I first met John Stott personally in his study in February 2006. I had seen him a couple of times before during my time at Wheaton College, but this time his last study assistant Chris Jones arranged for a few of us from Yale Divinity School to meet with him during our class trip. I remember walking through his bedroom to reach his study on the top floor. The simplicity of the room struck me. There wasn't any frivolous adornment. I can't think of anything that looked new, and everything in the room seemed like it came from the 80s at best.
And to divulge a little secret, in my excitement I plunged onto his bed. I wanted to see what John Stott's bed felt like! (I'm blushing a bit.) There was a surprise there. The mattress was so old, that it was curved in. The springs in the middle of the mattress had collapsed over many years of use. As I proceeded to go up to his study I wondered loudly in my mind how it could be that John Stott, one of Time magazine's 2005 100 most influential people, could sleep on a mattress that was falling apart.

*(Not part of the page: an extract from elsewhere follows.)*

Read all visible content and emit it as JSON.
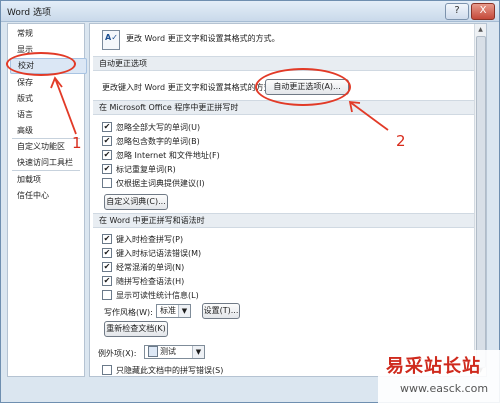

Then I got to know him better, and it made perfect sense. He once wrote this about simple living: "Simplicity is the first cousin of contentment. Its motto is, 'We brought nothing into this world, and we can certainly carry nothing out.' It recognizes that we are pilgrims. It concentrates on what we need, and measures this by what we use. It rejoices in the good things of creation, but hates waste and greed and clutter. It knows how easily the seed of the Word is smothered by the 'cares and riches of this life.' It wants to be free of distraction, in order to love and serve God and others."

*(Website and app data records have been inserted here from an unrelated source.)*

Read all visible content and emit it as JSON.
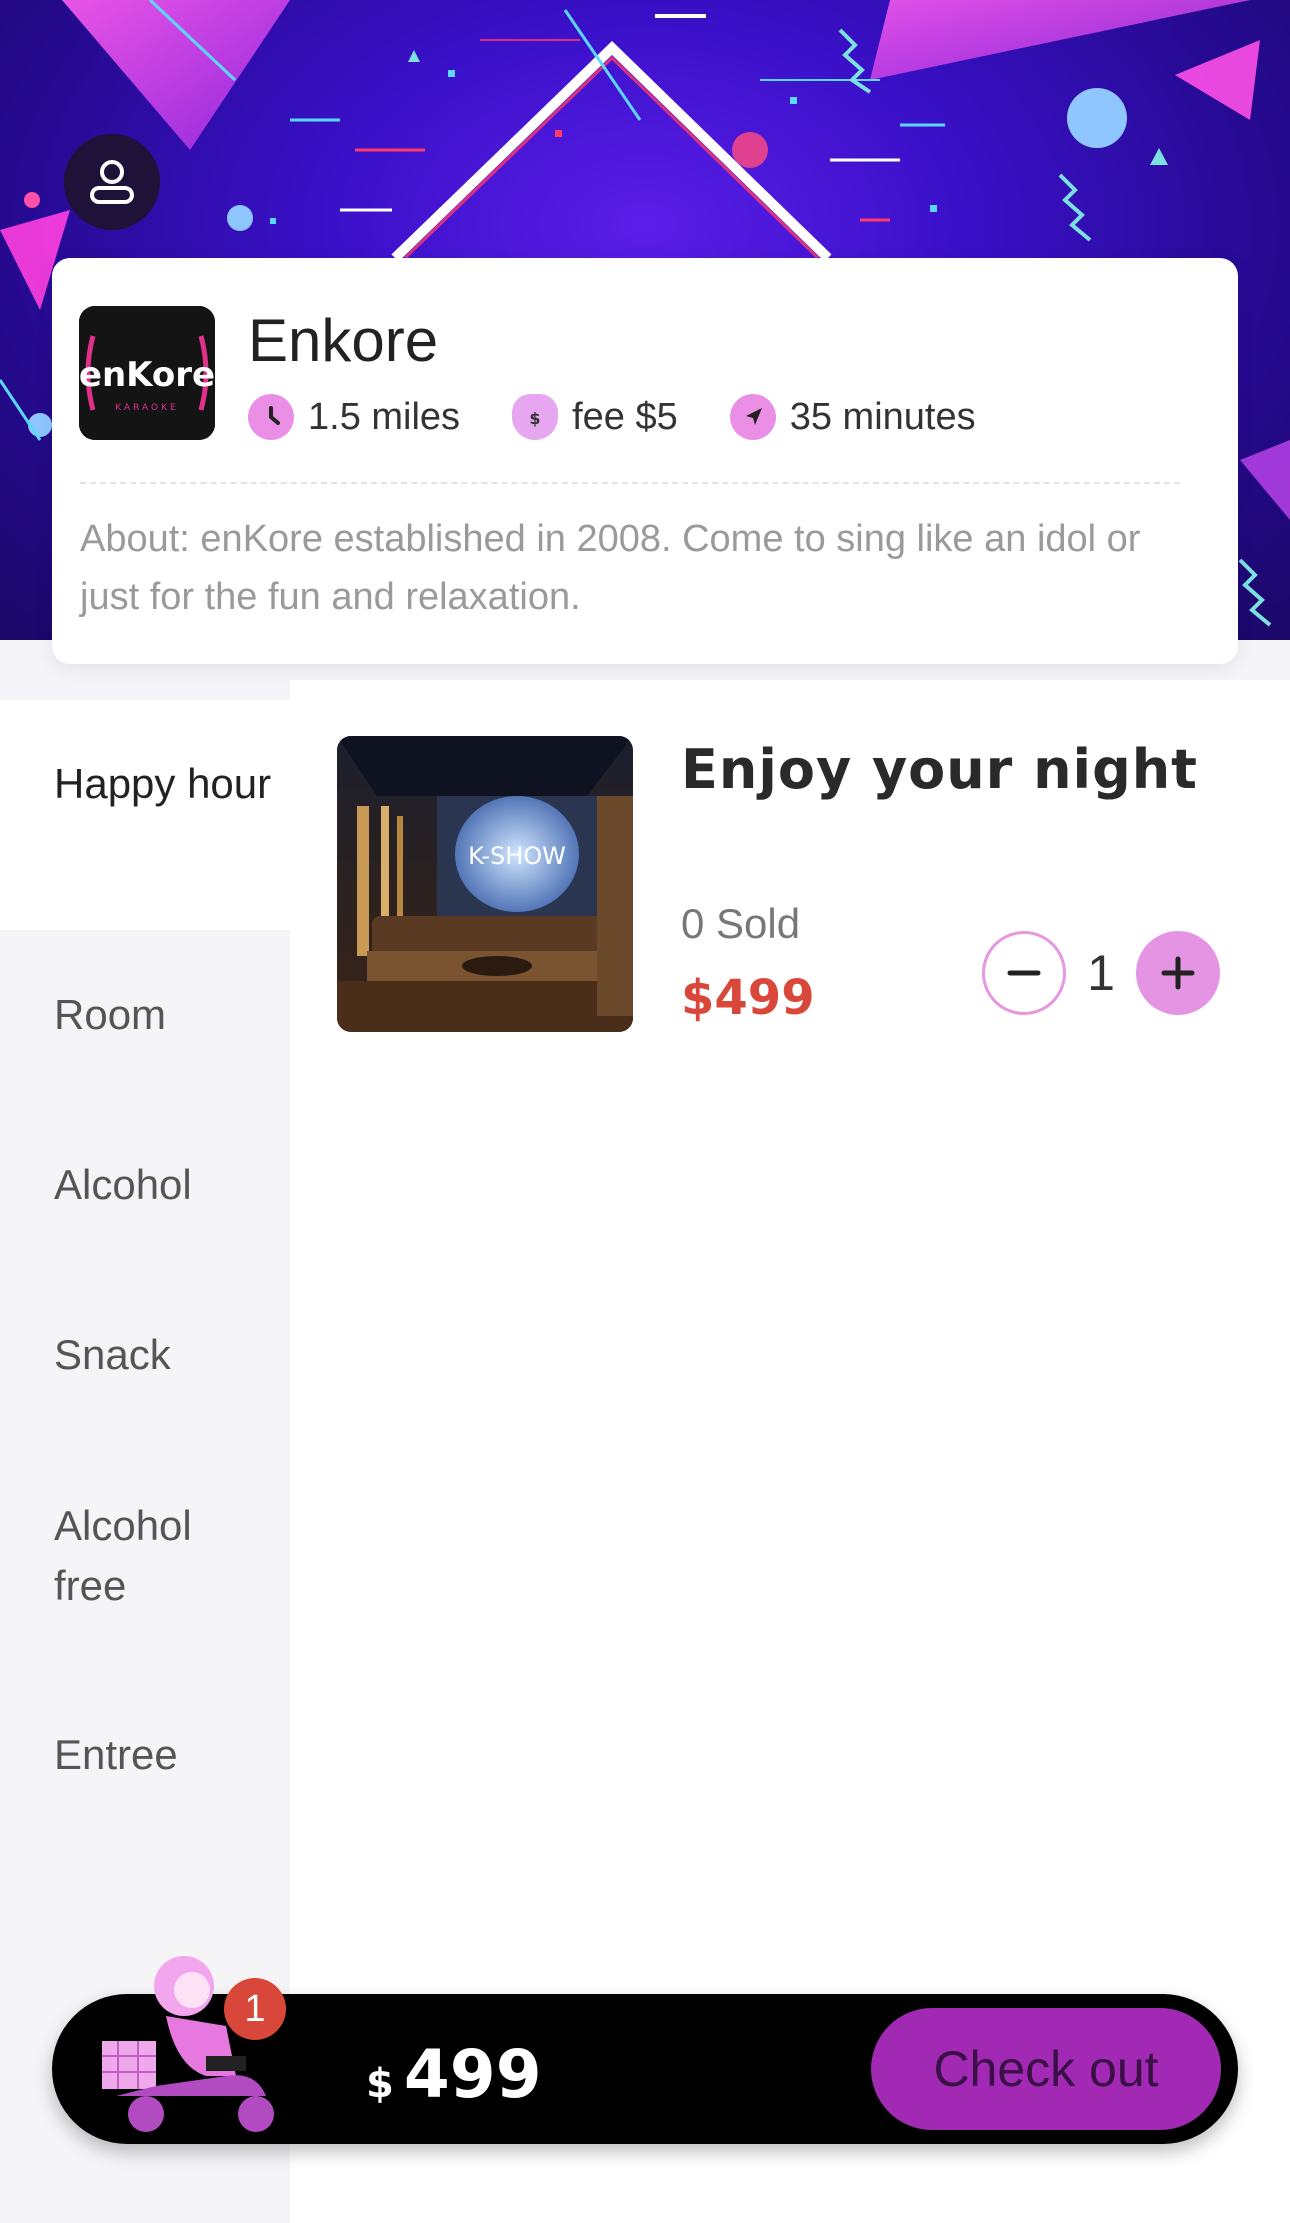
{
  "store": {
    "name": "Enkore",
    "logo_text": "enKore",
    "logo_subtext": "KARAOKE",
    "distance": "1.5 miles",
    "fee": "fee $5",
    "time": "35 minutes",
    "about": "About: enKore established in 2008. Come to sing like an idol or just for the fun and relaxation."
  },
  "categories": [
    {
      "label": "Happy hour",
      "active": true
    },
    {
      "label": "Room",
      "active": false
    },
    {
      "label": "Alcohol",
      "active": false
    },
    {
      "label": "Snack",
      "active": false
    },
    {
      "label": "Alcohol free",
      "active": false
    },
    {
      "label": "Entree",
      "active": false
    }
  ],
  "product": {
    "title": "Enjoy your night",
    "sold": "0 Sold",
    "price": "$499",
    "quantity": "1",
    "image_sign": "K-SHOW"
  },
  "cart": {
    "badge": "1",
    "currency": "$",
    "amount": "499",
    "checkout_label": "Check out"
  },
  "colors": {
    "accent_pink": "#e594e3",
    "price_red": "#d9473a",
    "checkout_purple": "#a229b4",
    "banner_purple": "#3a10c8"
  }
}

People around the world, evangelicals and non-evangelicals alike, will remember uncle John for many things. I will remember him as a person who lived to de-clutter his life from the richness of this world to enrich lives of many with His great name.
Thank you for your teaching, but also for the example of your life uncle John.